## WHAT TO PRODUCE:
Each line of the material below that holds the word "username" needs to be copied.

◆ ◆ ◆

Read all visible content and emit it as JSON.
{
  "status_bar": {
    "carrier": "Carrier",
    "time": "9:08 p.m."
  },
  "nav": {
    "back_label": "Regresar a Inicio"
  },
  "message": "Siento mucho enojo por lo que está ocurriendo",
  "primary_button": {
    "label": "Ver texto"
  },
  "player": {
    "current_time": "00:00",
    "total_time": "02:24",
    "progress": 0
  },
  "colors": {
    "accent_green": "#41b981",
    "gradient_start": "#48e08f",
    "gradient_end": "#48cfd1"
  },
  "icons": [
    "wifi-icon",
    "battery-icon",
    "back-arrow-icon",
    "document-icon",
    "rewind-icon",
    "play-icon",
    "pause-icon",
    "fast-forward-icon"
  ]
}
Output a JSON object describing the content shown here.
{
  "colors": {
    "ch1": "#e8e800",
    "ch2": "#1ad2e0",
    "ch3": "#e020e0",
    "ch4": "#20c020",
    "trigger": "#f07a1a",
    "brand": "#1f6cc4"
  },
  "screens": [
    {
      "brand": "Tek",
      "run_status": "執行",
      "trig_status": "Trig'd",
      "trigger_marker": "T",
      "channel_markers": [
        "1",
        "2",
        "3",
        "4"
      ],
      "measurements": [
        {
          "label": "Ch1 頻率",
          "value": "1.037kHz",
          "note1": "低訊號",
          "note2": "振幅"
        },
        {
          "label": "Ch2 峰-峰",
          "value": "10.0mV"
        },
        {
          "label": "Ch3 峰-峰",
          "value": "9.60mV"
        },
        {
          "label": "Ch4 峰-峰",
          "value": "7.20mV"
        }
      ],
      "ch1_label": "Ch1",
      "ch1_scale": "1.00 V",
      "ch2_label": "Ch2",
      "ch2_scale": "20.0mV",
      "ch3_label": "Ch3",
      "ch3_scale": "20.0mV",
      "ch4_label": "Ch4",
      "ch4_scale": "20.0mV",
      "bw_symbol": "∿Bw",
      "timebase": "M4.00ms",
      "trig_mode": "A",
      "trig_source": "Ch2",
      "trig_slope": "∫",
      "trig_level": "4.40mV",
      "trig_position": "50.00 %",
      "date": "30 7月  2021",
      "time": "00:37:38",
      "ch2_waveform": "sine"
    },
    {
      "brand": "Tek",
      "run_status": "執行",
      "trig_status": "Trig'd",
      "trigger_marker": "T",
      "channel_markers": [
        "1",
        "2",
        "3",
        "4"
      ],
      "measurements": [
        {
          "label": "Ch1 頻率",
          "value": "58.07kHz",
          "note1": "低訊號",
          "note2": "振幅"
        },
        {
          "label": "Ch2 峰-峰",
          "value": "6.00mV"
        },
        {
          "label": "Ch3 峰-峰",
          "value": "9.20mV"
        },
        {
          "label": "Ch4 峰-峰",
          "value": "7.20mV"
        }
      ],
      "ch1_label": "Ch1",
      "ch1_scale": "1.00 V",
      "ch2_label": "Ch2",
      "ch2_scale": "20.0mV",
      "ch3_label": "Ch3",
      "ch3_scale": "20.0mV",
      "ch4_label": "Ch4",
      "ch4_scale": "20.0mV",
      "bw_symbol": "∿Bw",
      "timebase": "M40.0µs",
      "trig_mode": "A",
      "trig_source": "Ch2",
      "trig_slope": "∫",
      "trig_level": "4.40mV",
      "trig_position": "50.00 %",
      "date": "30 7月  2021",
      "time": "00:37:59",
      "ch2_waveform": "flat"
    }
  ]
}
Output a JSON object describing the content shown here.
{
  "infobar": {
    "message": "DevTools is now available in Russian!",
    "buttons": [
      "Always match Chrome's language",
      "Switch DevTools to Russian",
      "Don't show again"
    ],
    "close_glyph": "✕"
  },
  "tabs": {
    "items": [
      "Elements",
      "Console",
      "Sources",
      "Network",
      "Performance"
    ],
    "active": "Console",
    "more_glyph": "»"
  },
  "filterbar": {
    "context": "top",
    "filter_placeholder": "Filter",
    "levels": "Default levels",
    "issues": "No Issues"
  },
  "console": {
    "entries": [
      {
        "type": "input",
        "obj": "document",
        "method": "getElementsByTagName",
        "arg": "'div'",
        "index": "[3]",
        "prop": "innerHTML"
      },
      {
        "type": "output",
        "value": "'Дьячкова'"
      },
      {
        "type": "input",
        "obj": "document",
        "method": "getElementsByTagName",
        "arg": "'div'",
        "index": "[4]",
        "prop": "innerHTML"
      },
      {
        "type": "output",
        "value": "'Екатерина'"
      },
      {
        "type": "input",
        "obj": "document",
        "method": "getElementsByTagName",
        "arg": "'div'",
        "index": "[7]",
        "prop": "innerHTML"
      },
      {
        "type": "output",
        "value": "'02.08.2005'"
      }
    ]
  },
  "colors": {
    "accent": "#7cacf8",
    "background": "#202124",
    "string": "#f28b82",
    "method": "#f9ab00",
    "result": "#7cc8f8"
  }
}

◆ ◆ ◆

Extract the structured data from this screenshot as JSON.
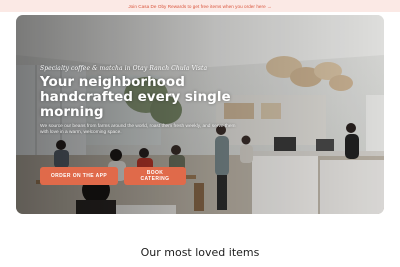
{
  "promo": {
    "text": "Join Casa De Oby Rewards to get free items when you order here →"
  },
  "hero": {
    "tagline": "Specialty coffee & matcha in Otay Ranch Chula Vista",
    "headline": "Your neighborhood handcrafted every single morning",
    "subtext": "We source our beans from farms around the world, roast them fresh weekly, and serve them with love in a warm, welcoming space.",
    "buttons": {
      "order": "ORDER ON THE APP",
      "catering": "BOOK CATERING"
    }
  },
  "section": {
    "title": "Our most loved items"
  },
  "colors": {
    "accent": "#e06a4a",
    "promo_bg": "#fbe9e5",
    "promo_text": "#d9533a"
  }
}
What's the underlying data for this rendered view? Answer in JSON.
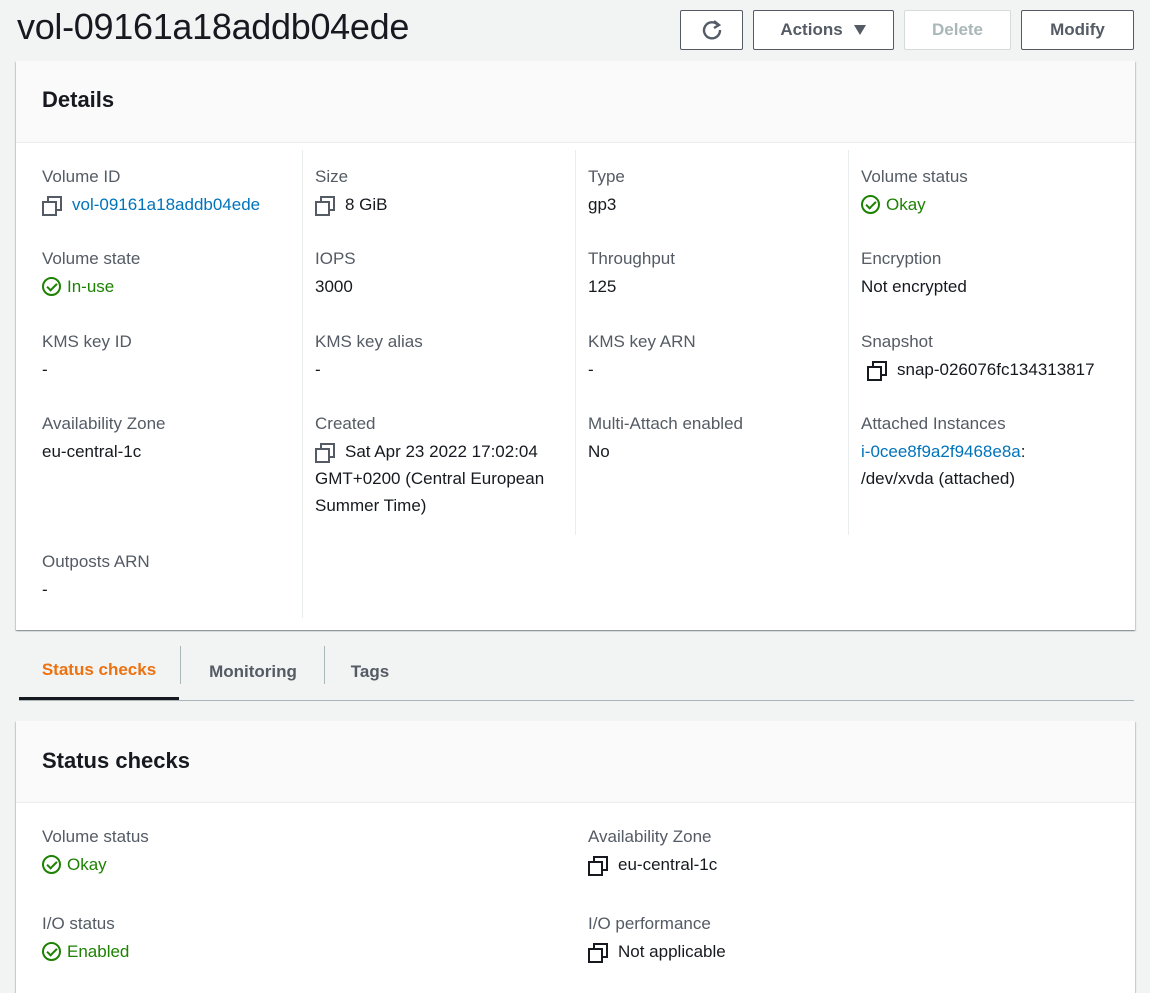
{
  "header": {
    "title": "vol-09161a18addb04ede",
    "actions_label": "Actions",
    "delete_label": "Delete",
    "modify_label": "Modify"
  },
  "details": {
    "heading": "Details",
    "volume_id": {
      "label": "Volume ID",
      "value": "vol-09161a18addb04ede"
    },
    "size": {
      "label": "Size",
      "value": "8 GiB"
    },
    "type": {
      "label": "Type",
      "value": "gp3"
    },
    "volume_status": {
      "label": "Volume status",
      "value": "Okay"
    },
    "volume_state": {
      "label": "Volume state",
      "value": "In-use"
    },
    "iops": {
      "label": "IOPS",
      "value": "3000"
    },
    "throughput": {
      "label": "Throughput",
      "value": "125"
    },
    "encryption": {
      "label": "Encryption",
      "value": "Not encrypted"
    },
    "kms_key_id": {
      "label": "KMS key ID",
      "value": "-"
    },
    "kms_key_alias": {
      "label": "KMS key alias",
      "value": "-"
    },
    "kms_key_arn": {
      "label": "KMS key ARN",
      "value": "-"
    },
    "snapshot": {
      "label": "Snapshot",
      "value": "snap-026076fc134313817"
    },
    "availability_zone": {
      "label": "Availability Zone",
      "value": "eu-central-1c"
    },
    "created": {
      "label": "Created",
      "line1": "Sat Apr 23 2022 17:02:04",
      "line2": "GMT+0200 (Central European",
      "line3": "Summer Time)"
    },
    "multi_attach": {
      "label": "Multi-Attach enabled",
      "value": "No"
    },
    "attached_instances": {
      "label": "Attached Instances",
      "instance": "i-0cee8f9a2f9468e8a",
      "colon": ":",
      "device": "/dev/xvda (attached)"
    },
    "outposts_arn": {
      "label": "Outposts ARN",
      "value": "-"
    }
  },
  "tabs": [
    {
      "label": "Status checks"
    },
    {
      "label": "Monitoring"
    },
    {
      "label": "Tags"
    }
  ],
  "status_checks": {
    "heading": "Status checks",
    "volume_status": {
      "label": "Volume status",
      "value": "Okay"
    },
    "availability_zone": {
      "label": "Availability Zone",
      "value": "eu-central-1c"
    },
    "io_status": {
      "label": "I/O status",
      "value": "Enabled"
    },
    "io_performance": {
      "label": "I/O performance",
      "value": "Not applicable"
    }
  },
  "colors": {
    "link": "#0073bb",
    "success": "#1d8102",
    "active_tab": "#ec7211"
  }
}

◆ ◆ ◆

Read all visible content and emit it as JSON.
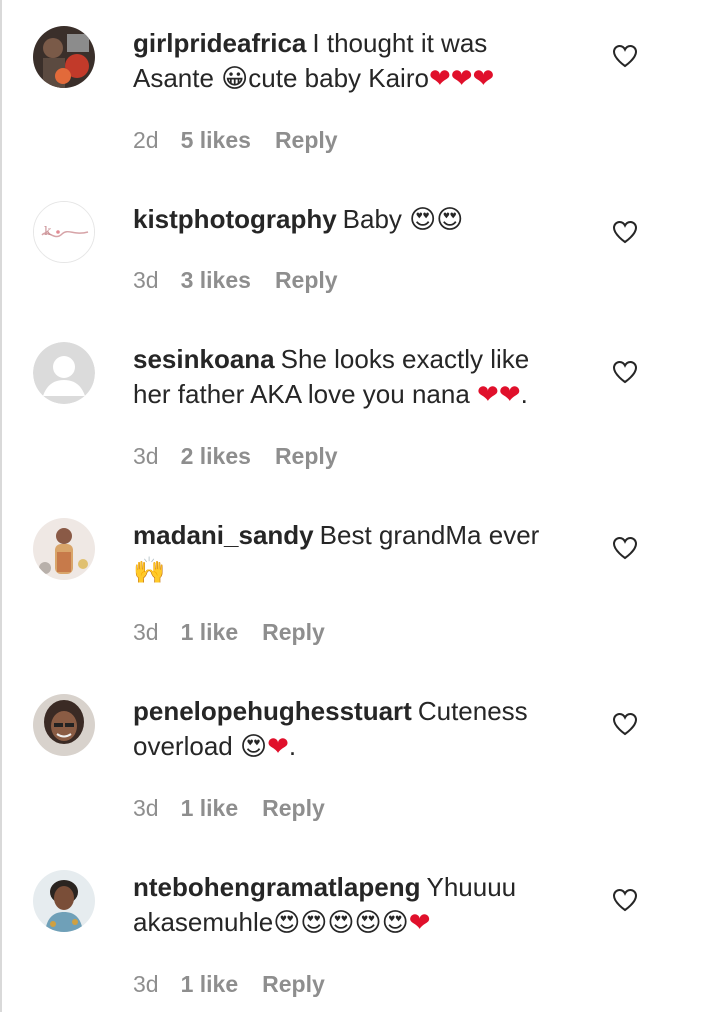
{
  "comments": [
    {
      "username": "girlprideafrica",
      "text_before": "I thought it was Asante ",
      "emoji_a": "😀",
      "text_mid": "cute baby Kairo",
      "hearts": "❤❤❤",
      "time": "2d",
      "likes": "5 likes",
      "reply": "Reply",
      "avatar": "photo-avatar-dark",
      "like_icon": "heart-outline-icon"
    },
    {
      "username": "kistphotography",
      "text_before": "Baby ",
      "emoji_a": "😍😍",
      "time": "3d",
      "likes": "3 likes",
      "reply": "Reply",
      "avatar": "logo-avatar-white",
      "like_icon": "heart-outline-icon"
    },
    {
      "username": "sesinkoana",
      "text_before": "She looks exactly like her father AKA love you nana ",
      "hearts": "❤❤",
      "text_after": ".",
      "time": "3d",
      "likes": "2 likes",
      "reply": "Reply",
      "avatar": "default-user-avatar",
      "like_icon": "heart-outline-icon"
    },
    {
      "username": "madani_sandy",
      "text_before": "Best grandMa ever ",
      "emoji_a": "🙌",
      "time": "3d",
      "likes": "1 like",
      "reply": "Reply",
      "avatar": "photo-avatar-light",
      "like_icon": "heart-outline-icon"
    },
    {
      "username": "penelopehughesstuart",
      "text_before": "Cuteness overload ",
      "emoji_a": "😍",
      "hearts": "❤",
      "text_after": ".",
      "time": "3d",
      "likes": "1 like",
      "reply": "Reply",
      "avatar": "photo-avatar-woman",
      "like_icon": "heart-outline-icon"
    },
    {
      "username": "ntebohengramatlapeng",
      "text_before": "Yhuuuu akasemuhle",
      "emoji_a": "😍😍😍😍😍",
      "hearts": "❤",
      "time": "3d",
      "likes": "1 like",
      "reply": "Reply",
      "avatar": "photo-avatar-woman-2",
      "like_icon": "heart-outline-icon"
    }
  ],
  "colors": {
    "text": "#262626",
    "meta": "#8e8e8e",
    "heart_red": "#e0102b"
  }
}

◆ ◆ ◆

## RESPONSE BOX:
      "username": "girlprideafrica",
      "username": "kistphotography",
      "username": "sesinkoana",
      "username": "madani_sandy",
      "username": "penelopehughesstuart",
      "username": "ntebohengramatlapeng",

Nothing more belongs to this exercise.